» What you will do:
Could you repeat, word for word, only the lines from the one containing "Extract the structured" through the final line of the records below?

» Recorded data:
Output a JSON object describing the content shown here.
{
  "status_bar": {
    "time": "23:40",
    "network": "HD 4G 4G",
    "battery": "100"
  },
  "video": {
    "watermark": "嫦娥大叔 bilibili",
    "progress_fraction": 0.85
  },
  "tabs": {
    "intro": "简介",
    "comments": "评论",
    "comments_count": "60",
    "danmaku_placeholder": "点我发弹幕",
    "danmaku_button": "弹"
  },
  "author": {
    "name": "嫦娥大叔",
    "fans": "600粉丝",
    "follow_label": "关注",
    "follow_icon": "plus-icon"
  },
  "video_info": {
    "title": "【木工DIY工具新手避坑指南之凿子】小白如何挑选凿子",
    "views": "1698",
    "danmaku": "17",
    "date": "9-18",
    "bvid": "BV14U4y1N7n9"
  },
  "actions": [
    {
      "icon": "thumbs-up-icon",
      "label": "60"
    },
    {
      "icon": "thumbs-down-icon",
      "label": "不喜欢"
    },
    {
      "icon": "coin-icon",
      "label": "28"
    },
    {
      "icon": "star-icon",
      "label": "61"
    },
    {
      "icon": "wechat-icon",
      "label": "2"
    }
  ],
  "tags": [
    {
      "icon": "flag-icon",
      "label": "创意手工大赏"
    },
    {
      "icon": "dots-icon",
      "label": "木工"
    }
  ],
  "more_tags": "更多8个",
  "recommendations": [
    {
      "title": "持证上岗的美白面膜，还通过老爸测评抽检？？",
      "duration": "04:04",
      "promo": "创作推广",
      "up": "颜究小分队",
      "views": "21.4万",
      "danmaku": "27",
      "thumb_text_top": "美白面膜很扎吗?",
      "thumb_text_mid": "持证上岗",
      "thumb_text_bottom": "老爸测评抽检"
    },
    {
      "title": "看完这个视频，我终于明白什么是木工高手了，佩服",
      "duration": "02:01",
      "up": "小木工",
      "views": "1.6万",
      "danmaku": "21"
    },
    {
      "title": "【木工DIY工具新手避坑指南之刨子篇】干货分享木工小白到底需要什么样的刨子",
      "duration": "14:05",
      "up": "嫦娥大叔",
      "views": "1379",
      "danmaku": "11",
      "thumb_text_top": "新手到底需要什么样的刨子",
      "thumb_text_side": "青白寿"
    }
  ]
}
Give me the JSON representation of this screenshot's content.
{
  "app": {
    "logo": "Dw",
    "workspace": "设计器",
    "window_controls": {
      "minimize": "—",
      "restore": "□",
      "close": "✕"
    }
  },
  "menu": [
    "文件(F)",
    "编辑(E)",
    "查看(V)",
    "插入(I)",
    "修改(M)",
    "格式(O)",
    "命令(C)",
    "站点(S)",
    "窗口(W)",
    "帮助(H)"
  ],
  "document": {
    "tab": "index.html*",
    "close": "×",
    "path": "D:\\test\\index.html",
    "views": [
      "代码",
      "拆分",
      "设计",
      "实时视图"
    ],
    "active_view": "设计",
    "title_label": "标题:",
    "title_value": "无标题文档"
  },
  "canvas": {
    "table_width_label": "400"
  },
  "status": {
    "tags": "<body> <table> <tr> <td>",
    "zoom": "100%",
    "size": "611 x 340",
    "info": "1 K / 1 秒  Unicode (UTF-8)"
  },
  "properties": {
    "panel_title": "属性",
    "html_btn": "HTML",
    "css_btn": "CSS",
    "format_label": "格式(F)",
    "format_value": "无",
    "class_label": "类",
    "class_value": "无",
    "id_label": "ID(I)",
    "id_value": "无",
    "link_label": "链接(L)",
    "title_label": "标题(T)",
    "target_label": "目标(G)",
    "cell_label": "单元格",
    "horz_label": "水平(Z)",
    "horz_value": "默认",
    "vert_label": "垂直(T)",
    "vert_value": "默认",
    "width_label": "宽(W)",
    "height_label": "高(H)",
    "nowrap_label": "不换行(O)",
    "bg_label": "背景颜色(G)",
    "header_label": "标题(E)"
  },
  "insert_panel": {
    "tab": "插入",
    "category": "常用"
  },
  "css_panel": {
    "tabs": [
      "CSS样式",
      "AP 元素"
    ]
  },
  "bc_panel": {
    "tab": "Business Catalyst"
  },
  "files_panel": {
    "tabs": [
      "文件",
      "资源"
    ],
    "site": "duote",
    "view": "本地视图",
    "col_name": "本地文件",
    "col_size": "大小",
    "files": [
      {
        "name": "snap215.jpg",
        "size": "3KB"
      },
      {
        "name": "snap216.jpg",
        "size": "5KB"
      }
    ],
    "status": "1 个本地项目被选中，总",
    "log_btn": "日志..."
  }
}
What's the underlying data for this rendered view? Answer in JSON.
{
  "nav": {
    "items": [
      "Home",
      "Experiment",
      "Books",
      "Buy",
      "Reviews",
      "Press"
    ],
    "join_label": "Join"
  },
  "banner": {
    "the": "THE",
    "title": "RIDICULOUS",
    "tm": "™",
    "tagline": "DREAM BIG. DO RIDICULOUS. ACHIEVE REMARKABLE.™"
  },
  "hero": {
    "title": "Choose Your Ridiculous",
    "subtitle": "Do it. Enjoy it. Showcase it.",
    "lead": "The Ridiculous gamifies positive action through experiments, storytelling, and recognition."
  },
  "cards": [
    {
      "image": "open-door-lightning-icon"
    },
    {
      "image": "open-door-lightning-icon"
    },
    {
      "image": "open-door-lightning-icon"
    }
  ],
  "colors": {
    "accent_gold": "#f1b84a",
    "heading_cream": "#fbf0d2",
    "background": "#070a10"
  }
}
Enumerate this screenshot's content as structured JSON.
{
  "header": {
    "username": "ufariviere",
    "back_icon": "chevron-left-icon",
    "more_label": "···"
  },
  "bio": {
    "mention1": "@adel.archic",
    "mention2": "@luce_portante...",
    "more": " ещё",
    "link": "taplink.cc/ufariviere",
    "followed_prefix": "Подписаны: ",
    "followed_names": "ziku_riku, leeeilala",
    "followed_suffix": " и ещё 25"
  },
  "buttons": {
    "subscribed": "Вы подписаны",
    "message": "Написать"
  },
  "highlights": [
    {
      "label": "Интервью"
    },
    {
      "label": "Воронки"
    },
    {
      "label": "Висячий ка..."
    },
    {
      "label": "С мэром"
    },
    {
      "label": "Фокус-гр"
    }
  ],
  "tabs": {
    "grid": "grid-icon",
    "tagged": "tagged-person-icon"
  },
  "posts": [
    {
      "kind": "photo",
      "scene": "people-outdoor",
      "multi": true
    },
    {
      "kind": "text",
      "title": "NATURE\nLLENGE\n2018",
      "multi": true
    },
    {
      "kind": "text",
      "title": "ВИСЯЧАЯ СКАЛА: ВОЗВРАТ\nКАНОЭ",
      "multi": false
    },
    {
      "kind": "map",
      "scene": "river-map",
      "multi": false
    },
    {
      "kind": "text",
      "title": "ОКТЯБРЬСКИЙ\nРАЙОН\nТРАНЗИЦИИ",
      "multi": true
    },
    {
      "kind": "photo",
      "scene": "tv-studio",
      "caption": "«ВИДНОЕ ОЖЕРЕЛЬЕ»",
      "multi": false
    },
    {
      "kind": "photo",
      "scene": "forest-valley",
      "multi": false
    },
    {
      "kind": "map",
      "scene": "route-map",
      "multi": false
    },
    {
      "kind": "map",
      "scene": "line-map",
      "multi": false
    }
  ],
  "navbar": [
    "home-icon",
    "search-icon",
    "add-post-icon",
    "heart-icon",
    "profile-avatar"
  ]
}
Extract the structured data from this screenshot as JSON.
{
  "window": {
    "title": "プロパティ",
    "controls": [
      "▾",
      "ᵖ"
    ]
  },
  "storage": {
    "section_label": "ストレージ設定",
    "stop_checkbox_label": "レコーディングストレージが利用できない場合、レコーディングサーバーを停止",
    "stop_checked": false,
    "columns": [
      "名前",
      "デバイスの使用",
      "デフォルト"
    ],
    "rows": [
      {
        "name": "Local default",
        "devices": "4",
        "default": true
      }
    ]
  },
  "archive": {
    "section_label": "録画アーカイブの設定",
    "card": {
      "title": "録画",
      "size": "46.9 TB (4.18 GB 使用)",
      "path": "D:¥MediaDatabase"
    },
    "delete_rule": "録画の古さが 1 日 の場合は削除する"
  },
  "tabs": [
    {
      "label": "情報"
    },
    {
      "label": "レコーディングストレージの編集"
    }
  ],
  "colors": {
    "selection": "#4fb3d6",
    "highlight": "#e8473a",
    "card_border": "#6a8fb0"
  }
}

» Solution for this task:
Extract the structured data from this screenshot as JSON.
{
  "window": {
    "title": "プロパティ",
    "controls": [
      "▾",
      "ᵖ"
    ]
  },
  "storage": {
    "section_label": "ストレージ設定",
    "stop_checkbox_label": "レコーディングストレージが利用できない場合、レコーディングサーバーを停止",
    "stop_checked": false,
    "columns": [
      "名前",
      "デバイスの使用",
      "デフォルト"
    ],
    "rows": [
      {
        "name": "Local default",
        "devices": "4",
        "default": true
      }
    ]
  },
  "archive": {
    "section_label": "録画アーカイブの設定",
    "card": {
      "title": "録画",
      "size": "46.9 TB (4.18 GB 使用)",
      "path": "D:¥MediaDatabase"
    },
    "delete_rule": "録画の古さが 1 日 の場合は削除する"
  },
  "tabs": [
    {
      "label": "情報"
    },
    {
      "label": "レコーディングストレージの編集"
    }
  ],
  "colors": {
    "selection": "#4fb3d6",
    "highlight": "#e8473a",
    "card_border": "#6a8fb0"
  }
}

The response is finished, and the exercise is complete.